▶ Task directions
State how many lines below hold the word "this". Give that number and no other text.

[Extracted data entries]
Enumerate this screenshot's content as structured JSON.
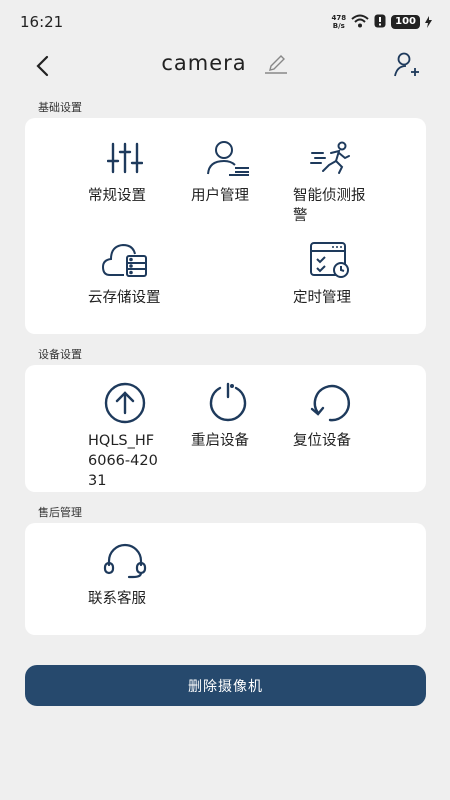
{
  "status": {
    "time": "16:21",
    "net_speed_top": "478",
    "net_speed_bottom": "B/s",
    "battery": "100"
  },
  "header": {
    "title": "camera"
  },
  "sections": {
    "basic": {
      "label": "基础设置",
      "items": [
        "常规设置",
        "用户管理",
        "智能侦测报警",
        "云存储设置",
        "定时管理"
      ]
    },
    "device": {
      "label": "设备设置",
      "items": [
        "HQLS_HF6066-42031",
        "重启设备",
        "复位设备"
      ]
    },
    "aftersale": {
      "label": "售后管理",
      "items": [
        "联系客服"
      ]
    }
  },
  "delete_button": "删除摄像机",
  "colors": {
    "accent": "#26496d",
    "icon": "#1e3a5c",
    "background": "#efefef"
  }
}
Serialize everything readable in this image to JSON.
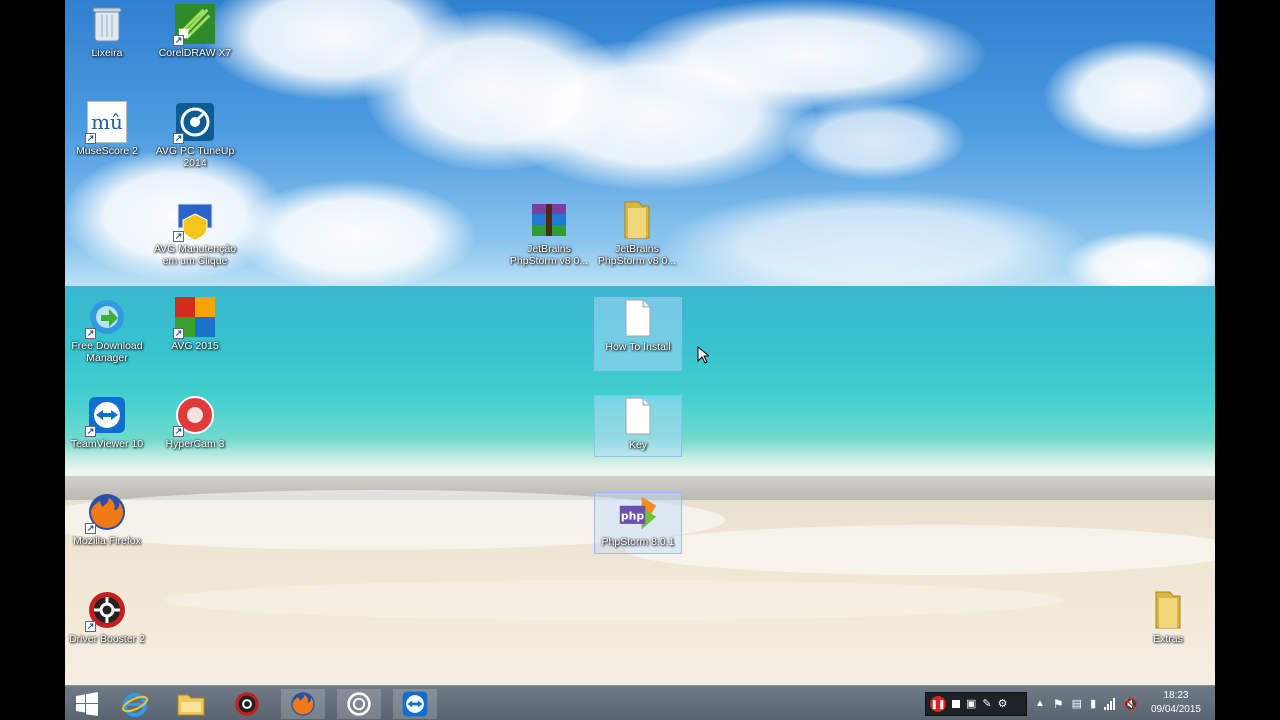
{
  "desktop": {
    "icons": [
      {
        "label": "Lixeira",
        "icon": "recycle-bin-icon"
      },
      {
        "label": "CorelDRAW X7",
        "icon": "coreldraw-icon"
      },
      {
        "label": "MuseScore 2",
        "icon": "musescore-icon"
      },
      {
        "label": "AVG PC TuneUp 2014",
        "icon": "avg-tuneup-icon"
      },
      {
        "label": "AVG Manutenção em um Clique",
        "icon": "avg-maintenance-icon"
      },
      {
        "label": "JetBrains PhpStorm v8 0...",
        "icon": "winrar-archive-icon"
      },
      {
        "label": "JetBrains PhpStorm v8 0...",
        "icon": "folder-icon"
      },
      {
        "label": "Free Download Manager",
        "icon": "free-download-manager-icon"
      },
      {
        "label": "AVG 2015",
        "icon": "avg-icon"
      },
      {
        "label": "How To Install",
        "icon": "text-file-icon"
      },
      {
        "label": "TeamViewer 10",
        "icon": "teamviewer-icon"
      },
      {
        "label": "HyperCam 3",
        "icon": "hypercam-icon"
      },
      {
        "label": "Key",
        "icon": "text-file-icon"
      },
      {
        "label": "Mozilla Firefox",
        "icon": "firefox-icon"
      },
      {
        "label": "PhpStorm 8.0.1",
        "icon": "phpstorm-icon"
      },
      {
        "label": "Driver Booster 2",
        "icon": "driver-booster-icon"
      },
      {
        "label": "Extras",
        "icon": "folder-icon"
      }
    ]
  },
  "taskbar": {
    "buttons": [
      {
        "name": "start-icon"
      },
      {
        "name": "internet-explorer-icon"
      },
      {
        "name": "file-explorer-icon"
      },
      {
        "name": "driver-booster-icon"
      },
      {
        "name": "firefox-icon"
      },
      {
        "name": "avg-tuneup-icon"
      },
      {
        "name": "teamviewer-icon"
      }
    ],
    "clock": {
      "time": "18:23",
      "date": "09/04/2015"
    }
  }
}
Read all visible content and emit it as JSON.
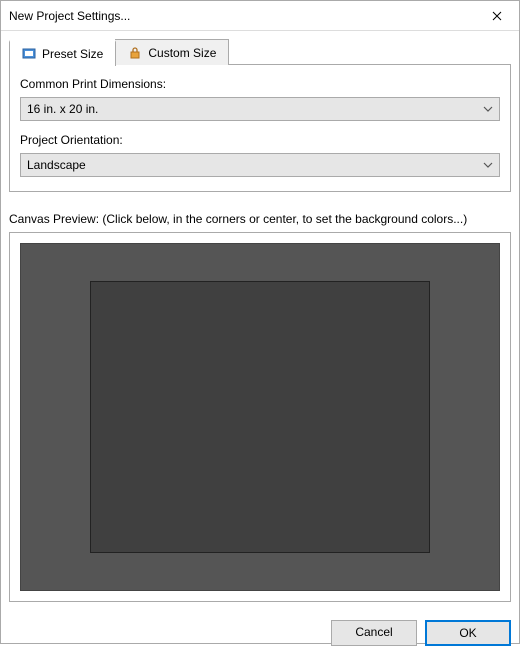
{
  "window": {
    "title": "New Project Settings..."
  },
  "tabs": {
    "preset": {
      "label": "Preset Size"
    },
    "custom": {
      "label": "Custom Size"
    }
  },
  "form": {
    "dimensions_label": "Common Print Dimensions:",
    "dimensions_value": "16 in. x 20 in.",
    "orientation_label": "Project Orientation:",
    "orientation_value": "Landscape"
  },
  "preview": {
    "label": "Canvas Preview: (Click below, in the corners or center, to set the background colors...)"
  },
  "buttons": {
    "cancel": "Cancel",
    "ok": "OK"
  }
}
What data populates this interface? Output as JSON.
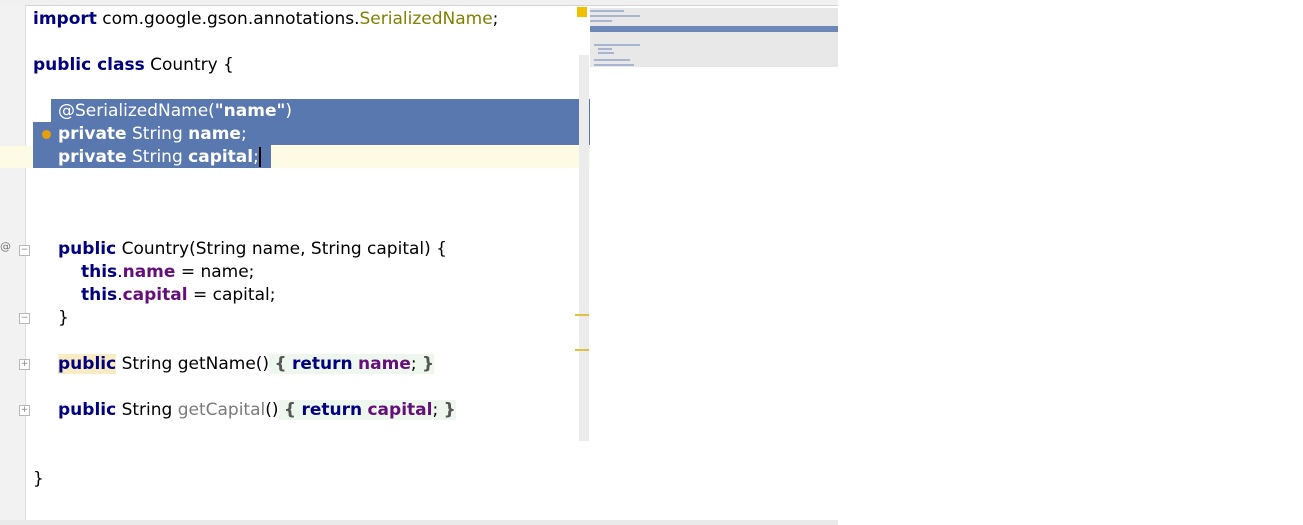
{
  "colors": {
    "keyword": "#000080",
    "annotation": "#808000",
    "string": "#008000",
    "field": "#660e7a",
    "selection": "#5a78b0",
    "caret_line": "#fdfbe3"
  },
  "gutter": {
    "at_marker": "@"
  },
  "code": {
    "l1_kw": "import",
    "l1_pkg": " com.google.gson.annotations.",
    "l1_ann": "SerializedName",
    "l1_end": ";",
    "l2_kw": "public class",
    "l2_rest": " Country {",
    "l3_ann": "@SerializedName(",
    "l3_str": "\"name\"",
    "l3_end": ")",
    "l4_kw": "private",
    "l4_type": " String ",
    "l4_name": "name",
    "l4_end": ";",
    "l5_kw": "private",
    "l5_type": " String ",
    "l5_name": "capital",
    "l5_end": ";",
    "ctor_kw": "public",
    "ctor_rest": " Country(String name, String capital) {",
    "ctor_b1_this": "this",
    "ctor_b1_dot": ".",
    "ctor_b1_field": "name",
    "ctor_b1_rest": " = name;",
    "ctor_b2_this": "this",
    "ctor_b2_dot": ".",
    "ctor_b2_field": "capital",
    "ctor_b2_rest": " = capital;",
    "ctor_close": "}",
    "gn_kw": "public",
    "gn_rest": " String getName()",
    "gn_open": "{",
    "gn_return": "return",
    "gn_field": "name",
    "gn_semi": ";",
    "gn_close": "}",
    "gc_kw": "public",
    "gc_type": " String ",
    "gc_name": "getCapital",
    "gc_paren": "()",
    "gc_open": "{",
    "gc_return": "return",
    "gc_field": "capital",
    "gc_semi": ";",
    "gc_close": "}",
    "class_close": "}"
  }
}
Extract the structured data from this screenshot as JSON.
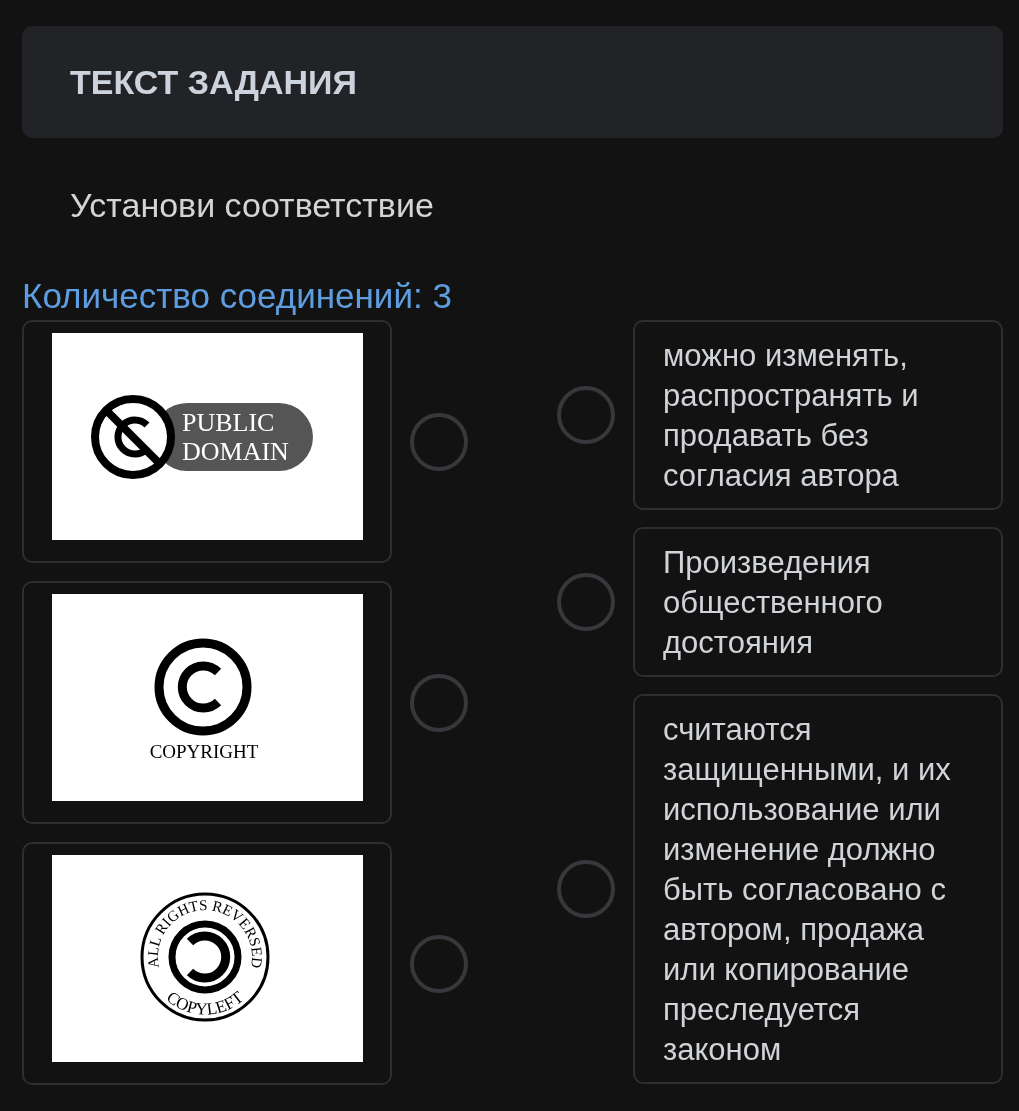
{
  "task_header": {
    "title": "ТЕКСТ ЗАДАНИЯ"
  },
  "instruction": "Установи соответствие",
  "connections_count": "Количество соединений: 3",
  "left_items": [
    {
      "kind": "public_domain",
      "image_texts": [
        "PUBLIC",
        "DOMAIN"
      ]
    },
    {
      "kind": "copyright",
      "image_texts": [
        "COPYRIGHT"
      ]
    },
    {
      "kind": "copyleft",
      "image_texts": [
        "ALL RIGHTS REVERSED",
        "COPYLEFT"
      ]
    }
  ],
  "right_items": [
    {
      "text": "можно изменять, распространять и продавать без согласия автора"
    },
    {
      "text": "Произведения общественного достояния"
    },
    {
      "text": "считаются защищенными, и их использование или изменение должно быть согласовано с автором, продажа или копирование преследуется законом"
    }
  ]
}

▶ Written solution
6